What to produce |
Could you write out, word for word, only the lines from the one containing "Convert this screenshot" through the last line of the data below?

Record set |

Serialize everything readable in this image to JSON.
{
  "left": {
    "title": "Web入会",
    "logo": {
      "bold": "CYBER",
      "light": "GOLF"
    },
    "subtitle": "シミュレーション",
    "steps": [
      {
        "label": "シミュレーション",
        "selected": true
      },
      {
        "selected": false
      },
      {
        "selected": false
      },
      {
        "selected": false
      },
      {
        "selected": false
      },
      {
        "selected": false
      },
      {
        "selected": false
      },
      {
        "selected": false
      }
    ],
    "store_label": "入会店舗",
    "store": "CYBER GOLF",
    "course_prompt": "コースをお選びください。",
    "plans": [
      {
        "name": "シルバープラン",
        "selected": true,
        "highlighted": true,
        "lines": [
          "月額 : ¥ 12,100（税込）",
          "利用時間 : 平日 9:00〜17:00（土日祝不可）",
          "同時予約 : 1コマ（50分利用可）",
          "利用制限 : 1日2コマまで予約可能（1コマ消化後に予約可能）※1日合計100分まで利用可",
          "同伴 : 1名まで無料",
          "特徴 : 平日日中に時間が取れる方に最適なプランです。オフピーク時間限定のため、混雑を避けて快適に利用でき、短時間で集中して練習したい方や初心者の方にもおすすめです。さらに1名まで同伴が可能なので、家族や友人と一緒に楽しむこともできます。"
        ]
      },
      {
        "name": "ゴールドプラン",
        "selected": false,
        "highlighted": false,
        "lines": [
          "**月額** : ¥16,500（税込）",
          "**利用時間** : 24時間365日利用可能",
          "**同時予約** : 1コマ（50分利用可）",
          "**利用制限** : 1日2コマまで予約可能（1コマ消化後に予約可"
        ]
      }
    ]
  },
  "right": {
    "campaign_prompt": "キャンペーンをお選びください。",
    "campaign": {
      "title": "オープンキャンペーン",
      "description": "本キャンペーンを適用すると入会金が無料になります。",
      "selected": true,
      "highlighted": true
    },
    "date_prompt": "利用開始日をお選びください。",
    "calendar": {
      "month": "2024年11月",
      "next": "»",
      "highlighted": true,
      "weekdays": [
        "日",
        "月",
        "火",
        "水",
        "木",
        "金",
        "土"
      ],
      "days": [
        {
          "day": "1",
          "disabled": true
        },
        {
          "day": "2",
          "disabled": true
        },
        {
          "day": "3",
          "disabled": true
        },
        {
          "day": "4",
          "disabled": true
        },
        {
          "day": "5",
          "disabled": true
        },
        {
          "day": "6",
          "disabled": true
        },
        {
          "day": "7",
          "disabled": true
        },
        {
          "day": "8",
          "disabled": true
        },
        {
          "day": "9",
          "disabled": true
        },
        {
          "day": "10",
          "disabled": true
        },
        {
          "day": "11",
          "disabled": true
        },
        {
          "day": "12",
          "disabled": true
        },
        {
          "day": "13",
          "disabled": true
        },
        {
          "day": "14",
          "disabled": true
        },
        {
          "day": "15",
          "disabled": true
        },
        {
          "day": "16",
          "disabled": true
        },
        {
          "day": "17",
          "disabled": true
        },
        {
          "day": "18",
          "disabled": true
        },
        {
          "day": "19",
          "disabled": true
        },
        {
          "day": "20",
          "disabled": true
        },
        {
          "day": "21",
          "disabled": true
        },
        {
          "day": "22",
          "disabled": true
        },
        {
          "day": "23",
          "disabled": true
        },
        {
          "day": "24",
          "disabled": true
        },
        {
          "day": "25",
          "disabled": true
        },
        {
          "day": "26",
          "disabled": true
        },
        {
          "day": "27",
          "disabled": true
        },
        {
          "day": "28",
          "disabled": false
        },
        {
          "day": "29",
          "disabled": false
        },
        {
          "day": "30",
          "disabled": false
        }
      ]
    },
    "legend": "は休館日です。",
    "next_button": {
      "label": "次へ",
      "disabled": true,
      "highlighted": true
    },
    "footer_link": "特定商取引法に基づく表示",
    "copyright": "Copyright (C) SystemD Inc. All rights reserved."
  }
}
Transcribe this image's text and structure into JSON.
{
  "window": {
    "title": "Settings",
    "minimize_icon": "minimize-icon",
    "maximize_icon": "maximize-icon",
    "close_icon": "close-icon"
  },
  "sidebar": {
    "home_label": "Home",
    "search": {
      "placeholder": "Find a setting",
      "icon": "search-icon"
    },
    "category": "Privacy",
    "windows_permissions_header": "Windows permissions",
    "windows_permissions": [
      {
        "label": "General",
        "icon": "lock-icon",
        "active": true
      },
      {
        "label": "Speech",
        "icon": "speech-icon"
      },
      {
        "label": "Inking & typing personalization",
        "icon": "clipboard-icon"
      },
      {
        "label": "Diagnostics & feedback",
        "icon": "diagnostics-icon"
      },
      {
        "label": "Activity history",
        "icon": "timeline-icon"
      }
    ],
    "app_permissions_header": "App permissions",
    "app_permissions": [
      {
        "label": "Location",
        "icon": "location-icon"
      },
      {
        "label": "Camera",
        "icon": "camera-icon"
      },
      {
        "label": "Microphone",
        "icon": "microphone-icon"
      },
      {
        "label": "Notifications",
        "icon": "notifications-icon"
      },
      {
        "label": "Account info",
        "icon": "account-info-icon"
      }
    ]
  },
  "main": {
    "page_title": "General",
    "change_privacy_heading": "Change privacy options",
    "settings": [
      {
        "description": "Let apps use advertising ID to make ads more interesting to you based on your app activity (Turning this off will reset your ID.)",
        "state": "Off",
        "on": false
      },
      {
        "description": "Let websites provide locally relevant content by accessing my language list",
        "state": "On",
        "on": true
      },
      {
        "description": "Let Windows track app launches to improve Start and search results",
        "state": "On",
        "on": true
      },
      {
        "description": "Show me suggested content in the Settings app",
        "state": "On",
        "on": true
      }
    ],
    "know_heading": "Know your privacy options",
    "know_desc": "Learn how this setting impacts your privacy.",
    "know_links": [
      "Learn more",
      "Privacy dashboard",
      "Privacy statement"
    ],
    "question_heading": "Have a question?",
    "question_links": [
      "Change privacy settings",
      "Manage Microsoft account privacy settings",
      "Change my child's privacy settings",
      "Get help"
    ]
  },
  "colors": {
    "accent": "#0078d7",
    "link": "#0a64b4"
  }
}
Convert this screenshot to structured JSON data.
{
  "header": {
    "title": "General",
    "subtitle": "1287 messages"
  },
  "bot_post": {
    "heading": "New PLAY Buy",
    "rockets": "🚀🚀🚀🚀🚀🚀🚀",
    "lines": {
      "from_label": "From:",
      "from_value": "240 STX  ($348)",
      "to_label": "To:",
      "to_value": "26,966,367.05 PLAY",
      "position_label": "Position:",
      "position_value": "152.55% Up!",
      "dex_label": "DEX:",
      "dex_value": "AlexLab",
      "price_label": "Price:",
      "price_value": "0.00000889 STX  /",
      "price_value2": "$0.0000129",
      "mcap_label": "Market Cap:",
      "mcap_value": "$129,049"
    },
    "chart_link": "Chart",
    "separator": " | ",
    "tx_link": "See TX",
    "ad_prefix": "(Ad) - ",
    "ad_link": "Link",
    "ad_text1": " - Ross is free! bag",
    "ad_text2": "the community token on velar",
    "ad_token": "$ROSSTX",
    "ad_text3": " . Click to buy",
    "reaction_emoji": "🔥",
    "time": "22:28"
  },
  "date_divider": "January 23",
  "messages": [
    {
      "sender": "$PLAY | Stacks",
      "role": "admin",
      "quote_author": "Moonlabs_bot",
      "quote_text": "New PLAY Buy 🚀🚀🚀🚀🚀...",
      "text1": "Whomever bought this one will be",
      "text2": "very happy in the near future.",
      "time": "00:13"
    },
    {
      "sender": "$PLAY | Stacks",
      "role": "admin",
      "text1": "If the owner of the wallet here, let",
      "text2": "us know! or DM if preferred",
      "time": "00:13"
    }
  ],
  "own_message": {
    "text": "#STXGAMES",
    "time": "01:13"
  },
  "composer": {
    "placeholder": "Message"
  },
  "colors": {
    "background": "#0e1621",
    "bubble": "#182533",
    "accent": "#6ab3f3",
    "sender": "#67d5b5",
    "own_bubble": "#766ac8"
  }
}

Solution |
Convert this screenshot to structured JSON data.
{
  "header": {
    "title": "General",
    "subtitle": "1287 messages"
  },
  "bot_post": {
    "heading": "New PLAY Buy",
    "rockets": "🚀🚀🚀🚀🚀🚀🚀",
    "lines": {
      "from_label": "From:",
      "from_value": "240 STX  ($348)",
      "to_label": "To:",
      "to_value": "26,966,367.05 PLAY",
      "position_label": "Position:",
      "position_value": "152.55% Up!",
      "dex_label": "DEX:",
      "dex_value": "AlexLab",
      "price_label": "Price:",
      "price_value": "0.00000889 STX  /",
      "price_value2": "$0.0000129",
      "mcap_label": "Market Cap:",
      "mcap_value": "$129,049"
    },
    "chart_link": "Chart",
    "separator": " | ",
    "tx_link": "See TX",
    "ad_prefix": "(Ad) - ",
    "ad_link": "Link",
    "ad_text1": " - Ross is free! bag",
    "ad_text2": "the community token on velar",
    "ad_token": "$ROSSTX",
    "ad_text3": " . Click to buy",
    "reaction_emoji": "🔥",
    "time": "22:28"
  },
  "date_divider": "January 23",
  "messages": [
    {
      "sender": "$PLAY | Stacks",
      "role": "admin",
      "quote_author": "Moonlabs_bot",
      "quote_text": "New PLAY Buy 🚀🚀🚀🚀🚀...",
      "text1": "Whomever bought this one will be",
      "text2": "very happy in the near future.",
      "time": "00:13"
    },
    {
      "sender": "$PLAY | Stacks",
      "role": "admin",
      "text1": "If the owner of the wallet here, let",
      "text2": "us know! or DM if preferred",
      "time": "00:13"
    }
  ],
  "own_message": {
    "text": "#STXGAMES",
    "time": "01:13"
  },
  "composer": {
    "placeholder": "Message"
  },
  "colors": {
    "background": "#0e1621",
    "bubble": "#182533",
    "accent": "#6ab3f3",
    "sender": "#67d5b5",
    "own_bubble": "#766ac8"
  }
}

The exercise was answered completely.